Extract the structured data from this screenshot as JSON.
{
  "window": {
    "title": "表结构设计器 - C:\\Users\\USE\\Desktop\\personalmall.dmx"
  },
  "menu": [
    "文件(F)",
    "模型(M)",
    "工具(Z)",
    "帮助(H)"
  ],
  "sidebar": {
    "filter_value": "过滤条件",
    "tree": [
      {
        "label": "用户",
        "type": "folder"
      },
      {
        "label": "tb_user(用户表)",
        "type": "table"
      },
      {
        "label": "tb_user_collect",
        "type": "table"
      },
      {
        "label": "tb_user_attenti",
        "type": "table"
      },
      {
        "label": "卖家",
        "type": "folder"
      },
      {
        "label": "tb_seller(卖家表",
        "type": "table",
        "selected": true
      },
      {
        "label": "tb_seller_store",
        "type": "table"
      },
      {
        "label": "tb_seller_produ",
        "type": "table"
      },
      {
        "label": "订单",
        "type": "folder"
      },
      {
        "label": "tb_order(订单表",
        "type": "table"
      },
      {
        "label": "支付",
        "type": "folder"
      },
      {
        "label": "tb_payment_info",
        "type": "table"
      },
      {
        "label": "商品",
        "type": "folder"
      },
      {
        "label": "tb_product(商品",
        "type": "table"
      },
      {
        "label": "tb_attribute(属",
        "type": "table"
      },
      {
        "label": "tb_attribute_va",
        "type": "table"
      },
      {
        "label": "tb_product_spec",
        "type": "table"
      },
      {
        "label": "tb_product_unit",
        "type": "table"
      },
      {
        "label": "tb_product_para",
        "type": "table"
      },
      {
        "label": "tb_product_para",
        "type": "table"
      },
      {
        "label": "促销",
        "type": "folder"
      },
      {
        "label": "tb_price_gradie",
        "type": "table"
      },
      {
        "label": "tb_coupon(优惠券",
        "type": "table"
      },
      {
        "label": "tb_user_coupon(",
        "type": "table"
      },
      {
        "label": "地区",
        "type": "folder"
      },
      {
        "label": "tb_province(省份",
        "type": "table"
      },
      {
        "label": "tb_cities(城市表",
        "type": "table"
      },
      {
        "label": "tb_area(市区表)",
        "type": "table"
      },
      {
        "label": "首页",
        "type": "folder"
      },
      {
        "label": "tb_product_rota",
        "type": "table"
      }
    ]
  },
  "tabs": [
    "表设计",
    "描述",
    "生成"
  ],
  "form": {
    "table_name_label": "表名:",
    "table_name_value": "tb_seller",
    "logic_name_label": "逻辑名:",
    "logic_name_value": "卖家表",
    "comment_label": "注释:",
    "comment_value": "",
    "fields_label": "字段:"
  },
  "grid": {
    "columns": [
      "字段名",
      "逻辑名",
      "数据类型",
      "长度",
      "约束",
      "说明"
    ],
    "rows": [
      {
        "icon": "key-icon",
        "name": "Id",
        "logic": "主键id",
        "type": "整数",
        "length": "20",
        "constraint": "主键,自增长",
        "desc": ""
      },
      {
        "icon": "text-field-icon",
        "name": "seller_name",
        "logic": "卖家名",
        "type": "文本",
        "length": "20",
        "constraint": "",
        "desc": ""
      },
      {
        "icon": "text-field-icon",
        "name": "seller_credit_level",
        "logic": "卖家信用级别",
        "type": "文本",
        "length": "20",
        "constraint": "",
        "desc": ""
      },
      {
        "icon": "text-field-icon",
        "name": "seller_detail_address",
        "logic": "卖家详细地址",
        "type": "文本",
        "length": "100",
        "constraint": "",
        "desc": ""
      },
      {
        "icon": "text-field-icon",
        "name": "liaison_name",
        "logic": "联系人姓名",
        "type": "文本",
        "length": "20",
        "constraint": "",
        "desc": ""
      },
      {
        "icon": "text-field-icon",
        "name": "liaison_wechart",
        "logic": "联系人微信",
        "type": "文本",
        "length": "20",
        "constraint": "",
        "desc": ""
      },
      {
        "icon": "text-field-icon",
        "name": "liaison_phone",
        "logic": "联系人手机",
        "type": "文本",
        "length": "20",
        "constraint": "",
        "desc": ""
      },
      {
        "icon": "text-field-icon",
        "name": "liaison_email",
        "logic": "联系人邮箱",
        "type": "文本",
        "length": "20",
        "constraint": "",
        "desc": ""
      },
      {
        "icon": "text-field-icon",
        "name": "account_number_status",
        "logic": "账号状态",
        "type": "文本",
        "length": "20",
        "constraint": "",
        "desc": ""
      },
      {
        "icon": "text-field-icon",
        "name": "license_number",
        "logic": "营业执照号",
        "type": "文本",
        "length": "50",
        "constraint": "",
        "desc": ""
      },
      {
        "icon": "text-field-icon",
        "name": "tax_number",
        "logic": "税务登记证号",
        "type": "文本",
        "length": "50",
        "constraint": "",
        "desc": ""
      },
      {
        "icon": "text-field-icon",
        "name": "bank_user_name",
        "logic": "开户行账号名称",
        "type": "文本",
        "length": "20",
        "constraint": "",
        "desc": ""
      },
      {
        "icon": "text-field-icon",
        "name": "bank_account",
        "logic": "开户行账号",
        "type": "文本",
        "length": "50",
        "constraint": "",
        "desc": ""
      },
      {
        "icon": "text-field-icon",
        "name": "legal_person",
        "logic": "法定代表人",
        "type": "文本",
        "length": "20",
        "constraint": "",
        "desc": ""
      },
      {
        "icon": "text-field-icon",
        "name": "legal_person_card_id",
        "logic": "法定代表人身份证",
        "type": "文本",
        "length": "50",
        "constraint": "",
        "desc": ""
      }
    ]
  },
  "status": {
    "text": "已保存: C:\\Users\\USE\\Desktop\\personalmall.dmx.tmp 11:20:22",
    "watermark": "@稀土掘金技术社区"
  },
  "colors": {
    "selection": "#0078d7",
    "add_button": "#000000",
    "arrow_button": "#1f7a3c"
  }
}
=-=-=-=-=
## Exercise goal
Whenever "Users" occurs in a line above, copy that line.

## Task response
    "title": "表结构设计器 - C:\\Users\\USE\\Desktop\\personalmall.dmx"
    "text": "已保存: C:\\Users\\USE\\Desktop\\personalmall.dmx.tmp 11:20:22",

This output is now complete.